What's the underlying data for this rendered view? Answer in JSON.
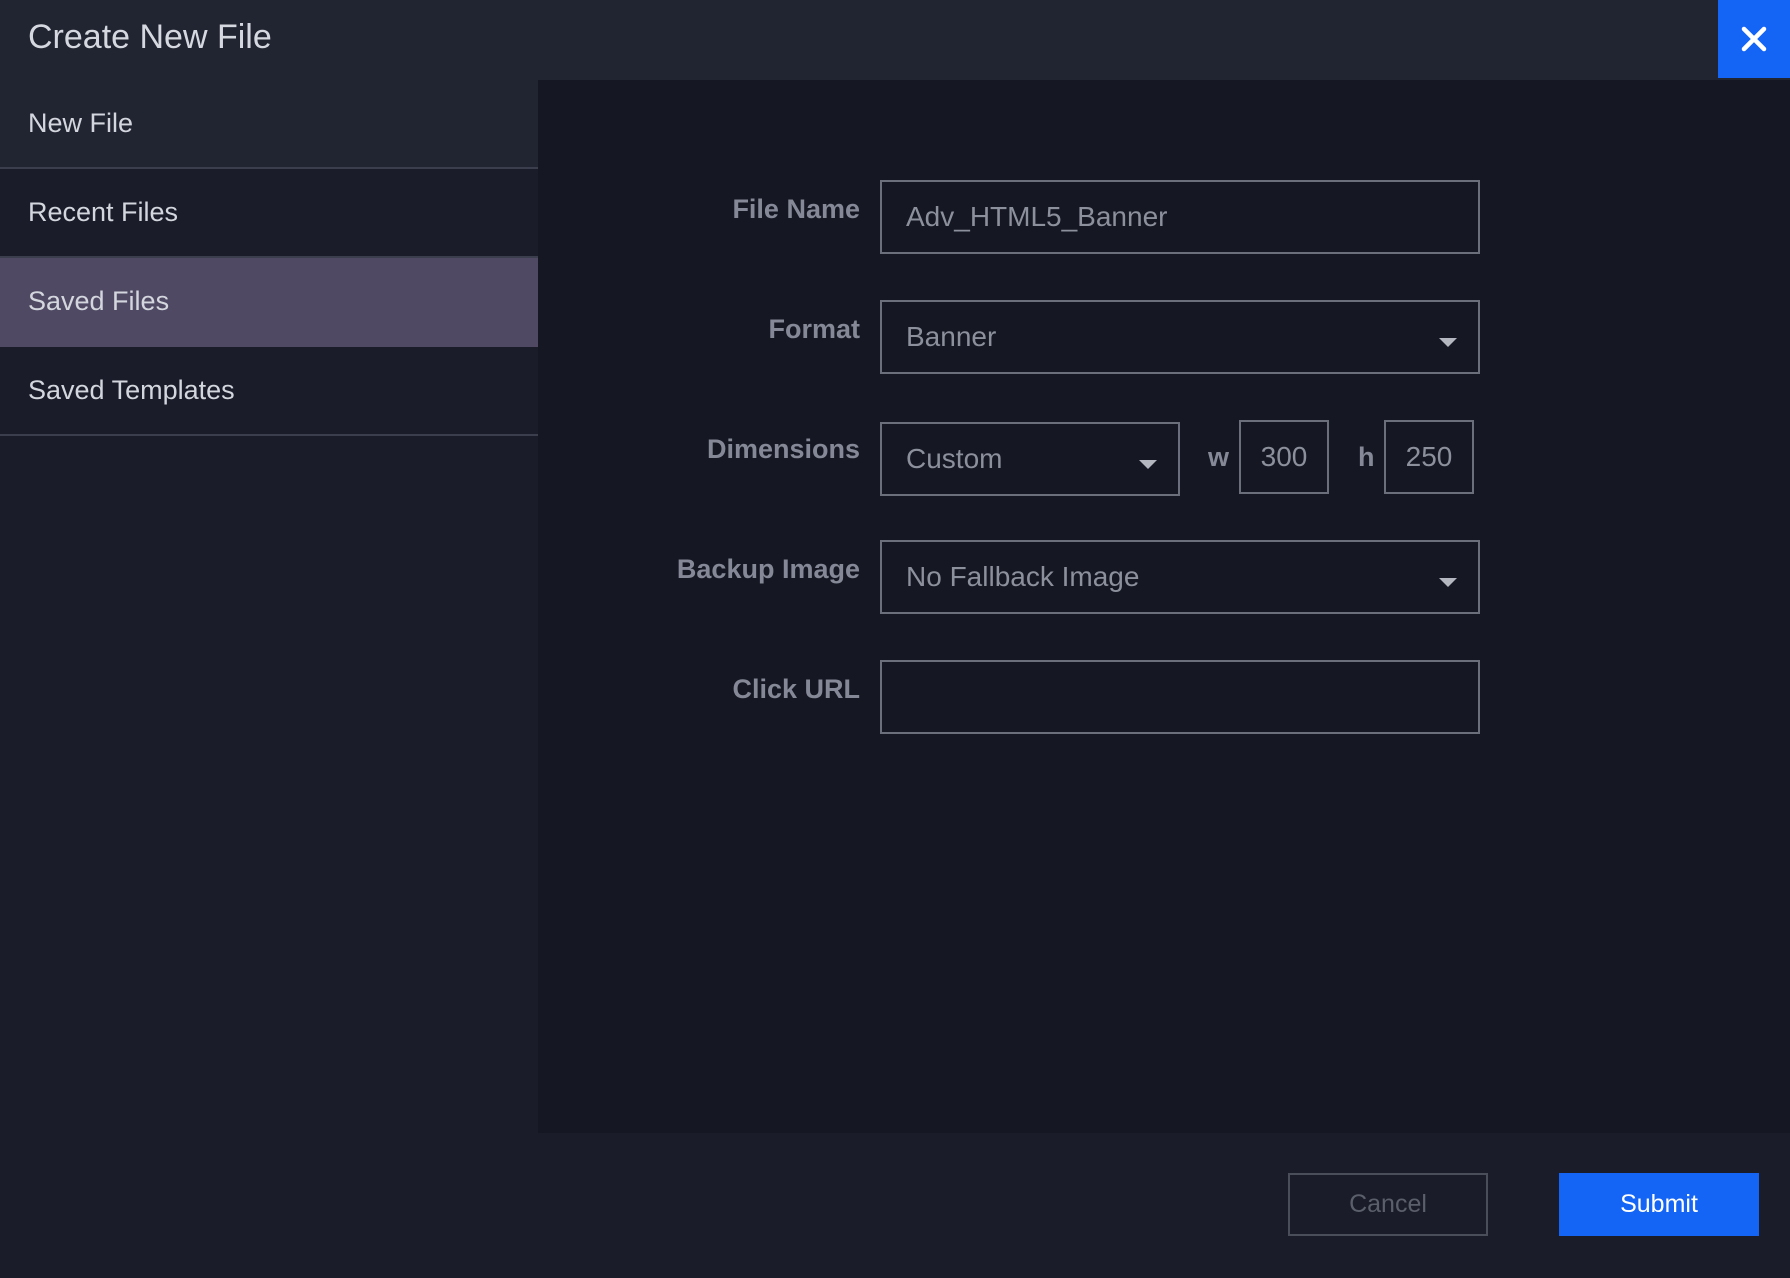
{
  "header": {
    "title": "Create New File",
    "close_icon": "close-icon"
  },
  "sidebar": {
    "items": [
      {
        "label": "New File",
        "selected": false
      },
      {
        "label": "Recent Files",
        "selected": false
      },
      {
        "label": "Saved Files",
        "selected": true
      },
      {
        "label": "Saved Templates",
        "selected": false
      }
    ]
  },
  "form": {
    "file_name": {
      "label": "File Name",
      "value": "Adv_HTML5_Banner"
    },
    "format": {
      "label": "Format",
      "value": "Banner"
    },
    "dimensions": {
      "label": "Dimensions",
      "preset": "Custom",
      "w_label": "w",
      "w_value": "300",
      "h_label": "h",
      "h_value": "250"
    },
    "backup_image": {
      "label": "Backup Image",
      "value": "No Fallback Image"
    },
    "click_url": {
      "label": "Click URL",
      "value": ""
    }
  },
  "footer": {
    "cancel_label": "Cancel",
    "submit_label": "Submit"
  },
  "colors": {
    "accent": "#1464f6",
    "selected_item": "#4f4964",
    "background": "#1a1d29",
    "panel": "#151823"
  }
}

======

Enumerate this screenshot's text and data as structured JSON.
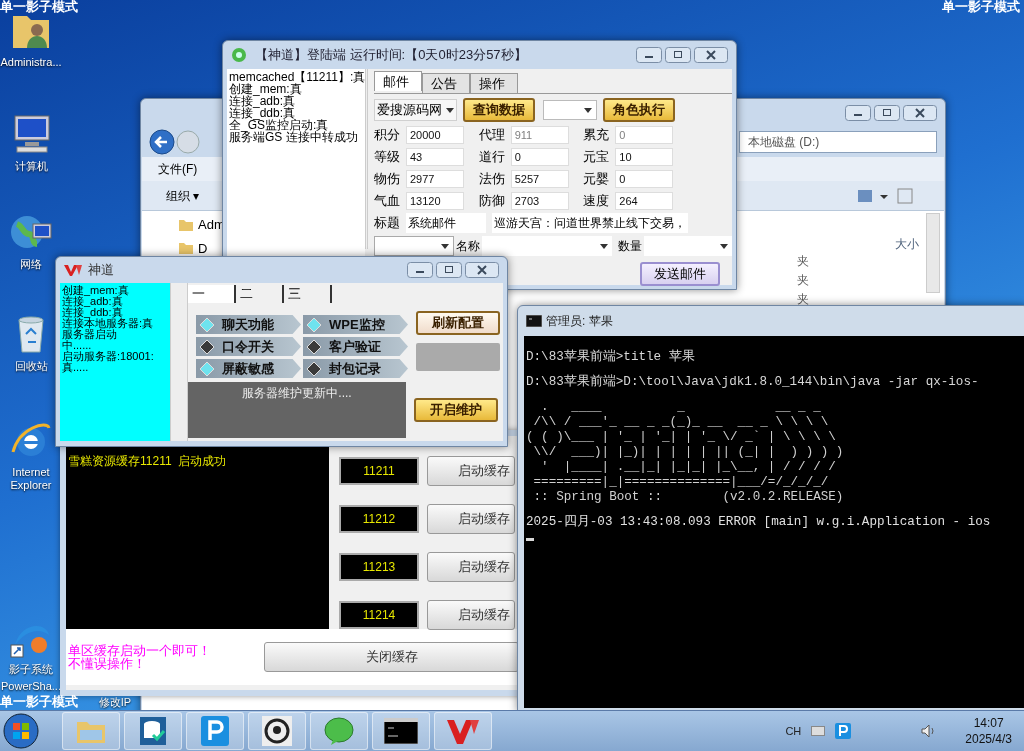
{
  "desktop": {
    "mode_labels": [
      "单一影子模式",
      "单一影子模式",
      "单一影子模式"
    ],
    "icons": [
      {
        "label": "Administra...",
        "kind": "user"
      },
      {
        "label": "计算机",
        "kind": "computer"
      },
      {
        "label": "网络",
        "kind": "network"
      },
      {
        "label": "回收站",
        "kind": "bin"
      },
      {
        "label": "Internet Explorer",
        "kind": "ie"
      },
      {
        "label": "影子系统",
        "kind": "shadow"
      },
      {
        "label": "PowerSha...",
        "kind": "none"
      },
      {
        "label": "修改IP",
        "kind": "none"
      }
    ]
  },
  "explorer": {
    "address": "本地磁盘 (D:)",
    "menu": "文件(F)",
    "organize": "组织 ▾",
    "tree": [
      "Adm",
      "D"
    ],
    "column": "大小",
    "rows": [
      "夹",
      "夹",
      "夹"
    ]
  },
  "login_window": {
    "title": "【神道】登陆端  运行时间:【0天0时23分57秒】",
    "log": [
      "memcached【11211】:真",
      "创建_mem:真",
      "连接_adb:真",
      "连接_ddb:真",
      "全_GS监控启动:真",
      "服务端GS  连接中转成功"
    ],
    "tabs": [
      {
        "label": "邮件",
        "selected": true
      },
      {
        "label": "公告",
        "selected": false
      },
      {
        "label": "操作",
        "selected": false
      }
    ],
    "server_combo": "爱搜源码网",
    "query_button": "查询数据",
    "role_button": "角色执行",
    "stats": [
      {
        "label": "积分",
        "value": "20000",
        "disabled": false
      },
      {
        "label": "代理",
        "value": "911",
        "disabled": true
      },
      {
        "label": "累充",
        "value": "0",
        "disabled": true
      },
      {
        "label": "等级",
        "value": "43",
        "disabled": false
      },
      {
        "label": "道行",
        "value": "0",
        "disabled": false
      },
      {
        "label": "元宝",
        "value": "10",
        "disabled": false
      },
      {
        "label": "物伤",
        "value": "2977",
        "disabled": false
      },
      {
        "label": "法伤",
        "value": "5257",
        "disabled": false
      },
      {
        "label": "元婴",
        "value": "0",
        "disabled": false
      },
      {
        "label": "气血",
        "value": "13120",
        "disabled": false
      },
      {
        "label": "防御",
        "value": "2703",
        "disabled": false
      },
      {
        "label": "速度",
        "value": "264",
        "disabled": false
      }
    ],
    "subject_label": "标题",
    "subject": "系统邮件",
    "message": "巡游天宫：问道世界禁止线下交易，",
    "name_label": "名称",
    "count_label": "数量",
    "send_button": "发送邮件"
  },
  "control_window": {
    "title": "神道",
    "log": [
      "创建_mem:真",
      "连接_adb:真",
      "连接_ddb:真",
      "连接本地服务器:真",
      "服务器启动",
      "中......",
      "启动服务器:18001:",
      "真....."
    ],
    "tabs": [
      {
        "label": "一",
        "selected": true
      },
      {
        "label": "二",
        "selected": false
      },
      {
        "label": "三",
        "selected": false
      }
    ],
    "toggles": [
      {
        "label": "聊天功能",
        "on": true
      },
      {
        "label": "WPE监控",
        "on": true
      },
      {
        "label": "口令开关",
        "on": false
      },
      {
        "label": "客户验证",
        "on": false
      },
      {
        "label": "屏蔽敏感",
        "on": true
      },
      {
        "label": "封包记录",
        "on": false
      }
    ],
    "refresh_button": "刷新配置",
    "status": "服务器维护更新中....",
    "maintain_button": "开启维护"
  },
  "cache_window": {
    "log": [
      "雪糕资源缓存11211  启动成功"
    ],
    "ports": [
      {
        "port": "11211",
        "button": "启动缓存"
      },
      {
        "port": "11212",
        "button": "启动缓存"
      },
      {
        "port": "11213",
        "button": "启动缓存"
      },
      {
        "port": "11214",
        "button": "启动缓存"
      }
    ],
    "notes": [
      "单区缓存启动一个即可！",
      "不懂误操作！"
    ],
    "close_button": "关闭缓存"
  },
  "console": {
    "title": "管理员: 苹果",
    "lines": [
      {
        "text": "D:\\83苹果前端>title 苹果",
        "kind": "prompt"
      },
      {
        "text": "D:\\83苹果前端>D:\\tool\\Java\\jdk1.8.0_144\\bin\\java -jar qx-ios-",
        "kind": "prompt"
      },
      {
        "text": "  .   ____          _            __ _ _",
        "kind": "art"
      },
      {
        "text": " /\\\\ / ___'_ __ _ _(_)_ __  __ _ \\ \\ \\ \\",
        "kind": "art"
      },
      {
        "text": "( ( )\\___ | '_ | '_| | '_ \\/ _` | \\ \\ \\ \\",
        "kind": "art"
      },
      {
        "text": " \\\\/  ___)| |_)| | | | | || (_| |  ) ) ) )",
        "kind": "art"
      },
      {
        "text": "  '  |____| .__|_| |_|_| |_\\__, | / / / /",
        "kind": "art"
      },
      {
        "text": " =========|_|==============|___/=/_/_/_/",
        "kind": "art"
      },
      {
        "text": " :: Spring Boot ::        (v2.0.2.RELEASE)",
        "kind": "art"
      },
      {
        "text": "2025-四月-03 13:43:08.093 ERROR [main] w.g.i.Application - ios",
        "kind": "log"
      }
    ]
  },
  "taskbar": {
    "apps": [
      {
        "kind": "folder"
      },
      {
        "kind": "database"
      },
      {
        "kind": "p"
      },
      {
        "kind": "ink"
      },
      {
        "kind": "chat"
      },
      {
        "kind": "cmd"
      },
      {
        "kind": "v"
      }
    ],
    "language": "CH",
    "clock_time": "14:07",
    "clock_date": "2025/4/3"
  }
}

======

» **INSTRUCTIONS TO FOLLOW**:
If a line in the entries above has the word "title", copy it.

» **RESPONSE TO THIS EXERCISE**:
    "title": "Create New File",
    "title": "【神道】登陆端  运行时间:【0天0时23分57秒】",
    "title": "神道",
    "title": "管理员: 苹果",
        "text": "D:\\83苹果前端>title 苹果",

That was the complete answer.